Seagate Brings Encrypted Drives To The Channel


Seagate Tuesday expanded the market for its encrypted Savvio, Cheetah and Constellation hard drives by making them available to solution providers and system builders.

The move to bring encrypted drives to the channel fulfills a promise Seagate made last April when it started shipping encrypted hard drives to OEMs and promised to eventually bring them to the channel .

The move makes Seagate the first to bring its self-encrypting drive technology to the indirect sales channel, said Teresa Worth, senior product marketing manager for the storage vendor.

Along with the new self-encrypting versions of its Savvio, Cheetah and Constellation hard drives, Seagate Tuesday unveiled controllers from LSI and Intel that use Trusted Computing Group-compliant technology to work with the drives to encrypt and decrypt data on-the-fly.

One of the LSI controllers, the eight-port MegaRAID SAS 9260DE-8i, allows the building of internal storage systems with up to 32 SATA or SAS hard drives or solid state drives. It features data-transfer rates of up to 6 Gbps per port, and provides instant secure erase and local key management.

The other, LSI's MegaRAID SAS 9280DE-8e, is similar, but comes with eight external SATA+SAS ports for configuring external storage enclosures.

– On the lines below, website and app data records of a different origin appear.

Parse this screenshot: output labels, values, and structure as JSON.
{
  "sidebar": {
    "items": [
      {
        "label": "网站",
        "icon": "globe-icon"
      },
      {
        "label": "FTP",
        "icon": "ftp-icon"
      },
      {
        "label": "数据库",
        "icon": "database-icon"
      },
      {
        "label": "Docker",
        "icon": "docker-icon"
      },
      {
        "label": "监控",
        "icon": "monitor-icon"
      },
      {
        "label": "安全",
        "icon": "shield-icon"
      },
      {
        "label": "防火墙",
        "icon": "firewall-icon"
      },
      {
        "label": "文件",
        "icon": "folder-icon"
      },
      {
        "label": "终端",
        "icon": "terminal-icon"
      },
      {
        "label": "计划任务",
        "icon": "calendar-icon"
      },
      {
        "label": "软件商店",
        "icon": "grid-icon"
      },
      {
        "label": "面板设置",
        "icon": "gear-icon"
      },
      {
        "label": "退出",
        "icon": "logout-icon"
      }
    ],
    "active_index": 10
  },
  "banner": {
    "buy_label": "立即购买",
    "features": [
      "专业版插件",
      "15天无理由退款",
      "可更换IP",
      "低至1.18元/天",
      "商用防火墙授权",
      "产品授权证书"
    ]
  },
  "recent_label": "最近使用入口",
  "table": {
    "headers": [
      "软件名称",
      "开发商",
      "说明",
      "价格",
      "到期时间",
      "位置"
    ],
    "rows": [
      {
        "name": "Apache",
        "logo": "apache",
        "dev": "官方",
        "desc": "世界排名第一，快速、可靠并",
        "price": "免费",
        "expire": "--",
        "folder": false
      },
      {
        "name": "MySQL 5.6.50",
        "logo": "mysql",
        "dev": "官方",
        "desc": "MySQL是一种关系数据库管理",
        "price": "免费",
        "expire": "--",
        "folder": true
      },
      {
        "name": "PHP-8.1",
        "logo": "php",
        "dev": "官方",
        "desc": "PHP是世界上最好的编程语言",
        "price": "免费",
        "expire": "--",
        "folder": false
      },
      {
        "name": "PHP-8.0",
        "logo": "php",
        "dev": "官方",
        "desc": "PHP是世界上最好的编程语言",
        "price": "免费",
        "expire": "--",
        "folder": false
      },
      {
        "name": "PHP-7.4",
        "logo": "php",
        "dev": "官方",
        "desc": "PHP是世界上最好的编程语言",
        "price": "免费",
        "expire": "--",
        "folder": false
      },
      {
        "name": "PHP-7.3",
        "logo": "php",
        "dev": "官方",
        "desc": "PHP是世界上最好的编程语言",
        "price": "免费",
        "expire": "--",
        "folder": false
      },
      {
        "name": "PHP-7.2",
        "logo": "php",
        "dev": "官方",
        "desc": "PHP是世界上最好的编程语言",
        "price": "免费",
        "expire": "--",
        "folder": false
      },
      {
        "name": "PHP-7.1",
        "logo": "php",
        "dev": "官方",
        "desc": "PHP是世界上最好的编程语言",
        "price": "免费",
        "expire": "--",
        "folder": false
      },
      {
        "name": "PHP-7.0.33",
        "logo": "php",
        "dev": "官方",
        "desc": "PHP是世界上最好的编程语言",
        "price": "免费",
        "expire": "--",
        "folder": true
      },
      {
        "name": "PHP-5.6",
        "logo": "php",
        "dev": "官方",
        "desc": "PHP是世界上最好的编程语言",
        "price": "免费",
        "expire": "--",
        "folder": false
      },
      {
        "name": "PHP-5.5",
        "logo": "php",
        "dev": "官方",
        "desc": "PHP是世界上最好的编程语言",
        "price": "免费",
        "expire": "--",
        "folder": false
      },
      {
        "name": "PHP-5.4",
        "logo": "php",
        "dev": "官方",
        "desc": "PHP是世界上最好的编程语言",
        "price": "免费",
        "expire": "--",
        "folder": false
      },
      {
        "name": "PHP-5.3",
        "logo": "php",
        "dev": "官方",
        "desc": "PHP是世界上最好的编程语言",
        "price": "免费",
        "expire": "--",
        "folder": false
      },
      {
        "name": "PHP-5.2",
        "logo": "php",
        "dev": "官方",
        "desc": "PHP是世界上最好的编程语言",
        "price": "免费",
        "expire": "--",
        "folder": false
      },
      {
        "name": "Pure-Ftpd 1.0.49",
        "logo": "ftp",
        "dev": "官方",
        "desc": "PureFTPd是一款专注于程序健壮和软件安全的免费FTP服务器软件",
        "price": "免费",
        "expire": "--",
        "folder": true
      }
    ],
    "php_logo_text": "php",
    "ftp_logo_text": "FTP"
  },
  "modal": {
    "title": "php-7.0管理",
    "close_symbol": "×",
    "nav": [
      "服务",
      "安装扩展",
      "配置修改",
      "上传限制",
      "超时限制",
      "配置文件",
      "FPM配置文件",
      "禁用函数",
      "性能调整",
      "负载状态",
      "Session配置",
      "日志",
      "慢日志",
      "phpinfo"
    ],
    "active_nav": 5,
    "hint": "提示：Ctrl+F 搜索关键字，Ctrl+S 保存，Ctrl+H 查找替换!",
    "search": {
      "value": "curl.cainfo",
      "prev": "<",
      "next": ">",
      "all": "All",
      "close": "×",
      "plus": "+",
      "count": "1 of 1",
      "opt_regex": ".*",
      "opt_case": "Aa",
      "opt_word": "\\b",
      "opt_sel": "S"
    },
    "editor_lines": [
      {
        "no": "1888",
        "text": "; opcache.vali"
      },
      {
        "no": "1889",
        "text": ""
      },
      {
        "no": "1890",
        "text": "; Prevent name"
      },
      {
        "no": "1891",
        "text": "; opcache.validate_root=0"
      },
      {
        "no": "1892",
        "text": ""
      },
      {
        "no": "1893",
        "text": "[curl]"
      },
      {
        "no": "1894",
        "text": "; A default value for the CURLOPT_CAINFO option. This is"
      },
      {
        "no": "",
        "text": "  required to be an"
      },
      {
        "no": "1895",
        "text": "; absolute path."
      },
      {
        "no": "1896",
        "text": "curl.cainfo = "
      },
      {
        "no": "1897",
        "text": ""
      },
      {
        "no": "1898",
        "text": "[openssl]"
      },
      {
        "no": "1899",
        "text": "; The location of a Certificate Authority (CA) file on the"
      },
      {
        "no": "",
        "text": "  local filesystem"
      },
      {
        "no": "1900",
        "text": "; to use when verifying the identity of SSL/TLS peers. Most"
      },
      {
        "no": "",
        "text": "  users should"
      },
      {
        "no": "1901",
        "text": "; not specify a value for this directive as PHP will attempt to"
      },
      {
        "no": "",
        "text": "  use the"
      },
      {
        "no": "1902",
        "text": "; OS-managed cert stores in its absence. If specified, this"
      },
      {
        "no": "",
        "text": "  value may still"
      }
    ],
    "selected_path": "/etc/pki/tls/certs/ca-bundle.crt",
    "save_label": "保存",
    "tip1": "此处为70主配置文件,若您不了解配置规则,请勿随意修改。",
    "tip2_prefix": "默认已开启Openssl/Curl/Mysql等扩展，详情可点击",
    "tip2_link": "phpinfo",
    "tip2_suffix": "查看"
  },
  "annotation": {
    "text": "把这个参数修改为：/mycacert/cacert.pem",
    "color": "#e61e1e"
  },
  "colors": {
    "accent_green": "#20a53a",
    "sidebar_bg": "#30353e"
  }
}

Both controllers are currently available. A third model is expected to be released early next year.

Worth also said that Intel is OEMing LSI's entire line of encryption controller chips in order to bring similar adapters to market in the near future.

Tom Kodet, channel product marketing manager at LSI, said that if a controller is replaced, it will not have the proper authentication key to unlock the self-encrypted drives. Instead, the replacement controller will prompt the user for the authentication key, Kodet said.

Seagate's encrypted drives require either a Trusted Computing Group-compliant controller in the host server or a Trusted Computing Group-compliant adapter card in order to handle the security, Worth said.

Each drive has an encryption chip with its own encryption key, while the controllers or adapters maintain the authentication key and provide the graphical user interface for managing the encryption, she said.

With such a system, data is automatically locked once stored on an encrypted drive. Should the drive be pulled from a system, or if a system with an encrypted drive is stolen, the data is locked with technology that makes it unreadable.

Seagate is also offering a secure erase option that causes the data on the drive to be unreadable in a matter of seconds. This makes the drives available for resale or reuse without concerns that important company data can be leaked, Worth said.

By bringing its encrypted hard drives to the channel, Seagate is hoping to offer solution providers a new revenue stream, Worth said.

"The drives are bringing a whole new capability to customers," she said. "Solution providers might even be able to open new markets in security, or a new business in hard drive repurposing and reselling."

Seagate's self-encrypted drives are priced at a premium of about 5 percent to 15 percent over the company's equivalent non-encrypted drives, Worth said.

List pricing for LSI's MegaRAID SAS 9260DE-8i controller is $729. The LSI MegaRAID SAS 9280DE-8e lists for $945. These prices represent a $80 to $120 premium for the encryption, Kodet said.